To a sense, the same held true in the other major races on International Day as Bee A Magician, a horse some of the experts expected to be a little short after a summer vacation, was given the keys to the city metaphorically and strolled to an easy payday in her mile and a quarter $250,000 Invitational Trot. There was a stunning lack of aggression in this field as the added distance and nine rivals could have made decisions a bit more complex for Bee A Magician’s driver Brian Sears. Perhaps this was a combination effect in that some of the competition may not have been in top form or perhaps lacked the half-mile track experience that obviously favored the former Horse of the Year and winner of the event.

Still from an aesthetic point of view, the $250,000 did not provide a more exciting event than $50,000 would have garnered.

As for the International, the second $1 million renewal of the event at Yonkers was a stark contrast from the first and that probably has a lot to do with the make-up of the field and the lack of a bona fide French horse to liven up the action.

I was somewhat stumped when Hannelore Hanover became the first U.S. invitee to the International, since the gifted mare had never raced on a half-mile track.
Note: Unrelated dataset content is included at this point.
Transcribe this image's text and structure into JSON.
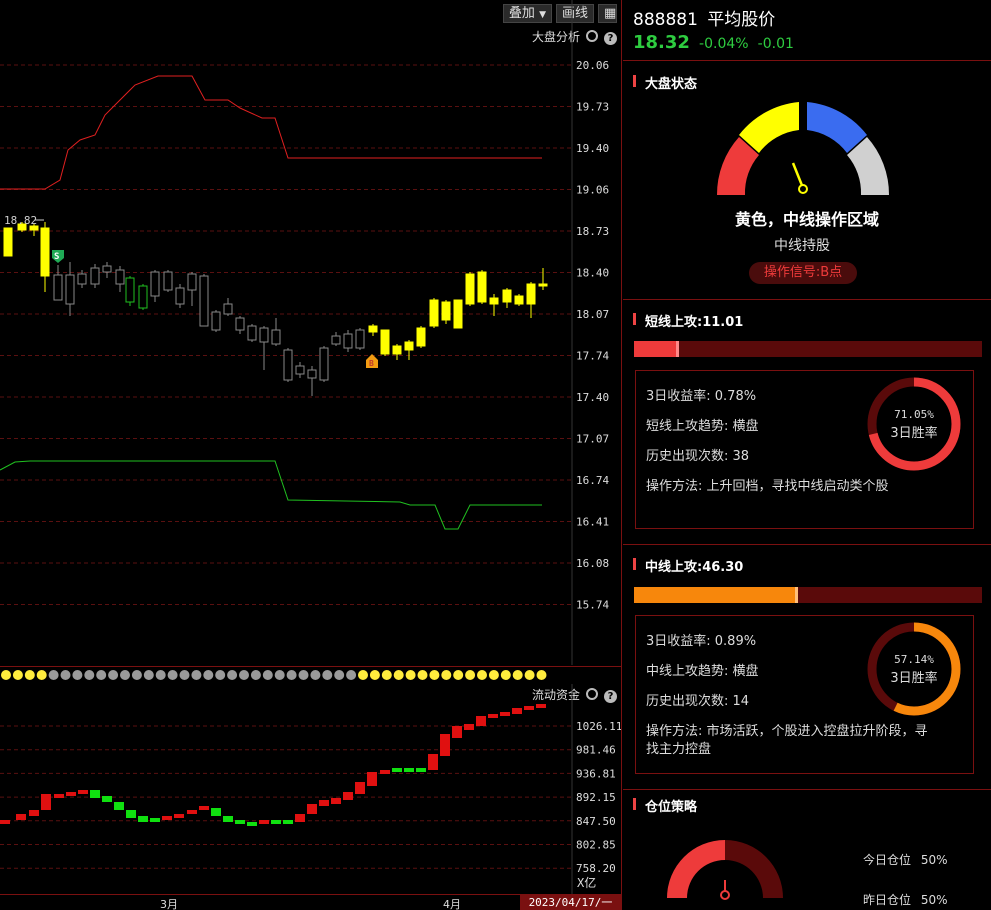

Drawing the rail made it look all too easy but clearly it didn’t prove a gift for driver Yannick Gingras on Saturday, as the mare couldn’t negotiate the first turn. If ever there is a bad spot to be in, you had to feel for Gingras since there could be no practice for him. Historically European trotters are quick starters and get around turns exceptionally well. Oasis Bi got away fast and clean and crossed over quickly. Then favored Resolve and Ake Svanstedt took over. Svanstedt is having a much better 2016 for his entire stable and clearly had his son of Muscle Hill ready for the small track. Resolve’s first appearance at Yonkers back in July wasn’t all that impressive, with the 3-5 favorite finishing third after racing overland for Svanstedt in the Open, beaten by the Tom Milici-trained Undercover Strike on that occasion. Still, that education had to pay off for the horse and trainer, it was something the connections of Hannelore Hanover never had the chance to do and it likely proved costly to them.
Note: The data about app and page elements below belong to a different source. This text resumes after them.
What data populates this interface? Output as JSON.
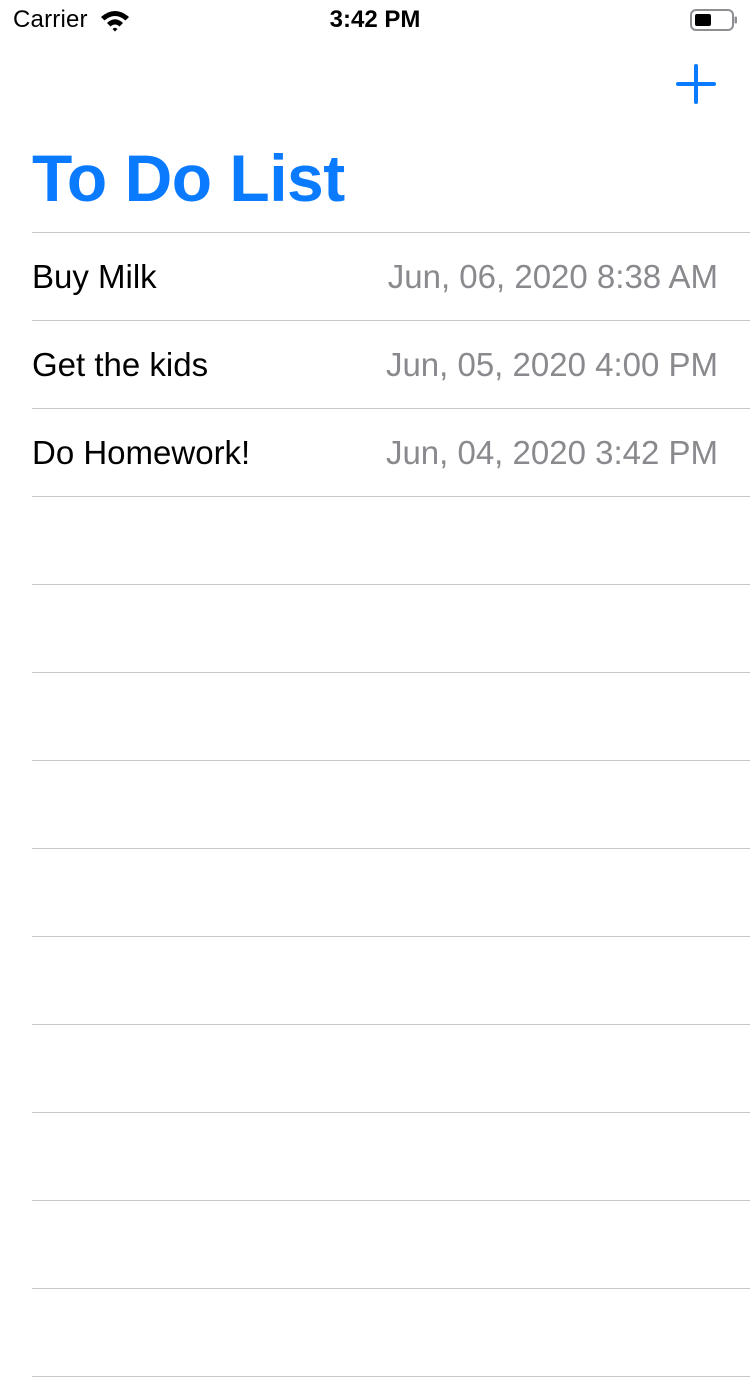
{
  "colors": {
    "accent": "#0a7aff",
    "detail_text": "#8a8a8e",
    "separator": "#c8c8cc"
  },
  "status_bar": {
    "carrier": "Carrier",
    "time": "3:42 PM",
    "icons": [
      "wifi-icon",
      "battery-icon"
    ]
  },
  "nav": {
    "add_icon": "plus-icon",
    "title": "To Do List"
  },
  "todos": [
    {
      "title": "Buy Milk",
      "date": "Jun, 06, 2020 8:38 AM"
    },
    {
      "title": "Get the kids",
      "date": "Jun, 05, 2020 4:00 PM"
    },
    {
      "title": "Do Homework!",
      "date": "Jun, 04, 2020 3:42 PM"
    }
  ]
}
You have to give credit to Yonkers and its horsemen for putting up the money to produce races such as we saw this past Saturday. At the same time, we as an industry have to examine why such races are all too often void of any serious action?

It’s great to have two Horses of the Year on the undercard, but just having them waltz around the track for a high appearance fee seems somewhat counterproductive. Earlier this season there were rumors that Yonkers management would be willing to make a $500,000 Invitational if Always B Miki, Wiggle It Jiggleit and Freaky Feet Pete all accepted. That would have been an incredible gesture and if it actually came off could have provided some real fireworks to the undercard.
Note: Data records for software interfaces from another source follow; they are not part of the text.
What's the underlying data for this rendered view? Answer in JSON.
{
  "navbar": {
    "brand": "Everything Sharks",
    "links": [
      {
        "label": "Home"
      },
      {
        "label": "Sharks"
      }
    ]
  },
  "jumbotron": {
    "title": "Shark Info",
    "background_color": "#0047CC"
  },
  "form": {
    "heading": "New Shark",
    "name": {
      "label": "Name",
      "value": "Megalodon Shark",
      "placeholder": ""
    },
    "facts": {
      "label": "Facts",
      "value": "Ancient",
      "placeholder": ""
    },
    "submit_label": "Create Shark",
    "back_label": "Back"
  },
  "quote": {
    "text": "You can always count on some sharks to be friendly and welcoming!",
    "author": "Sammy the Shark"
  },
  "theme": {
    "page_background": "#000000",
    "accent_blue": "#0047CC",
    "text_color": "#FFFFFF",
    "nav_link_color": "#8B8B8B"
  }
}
Sometimes luck plays a role in how races pan out and that’s the way I’d prefer to look at the outcomes this past Saturday. No corrections are really necessary; just a little better luck could have gone a long way. Always B Miki was never going on a half-mile track and unfortunately Freaky Feet Pete didn’t make it this far in the long and very trying season. If owners and trainers are given more advance notice, perhaps next year’s $250,000 Invitational Trot can provide a solid and better balanced field.

Most importantly, the International Trot must have a French horse to be a true championship affair. Hopefully we’ll see one in the 2017 edition.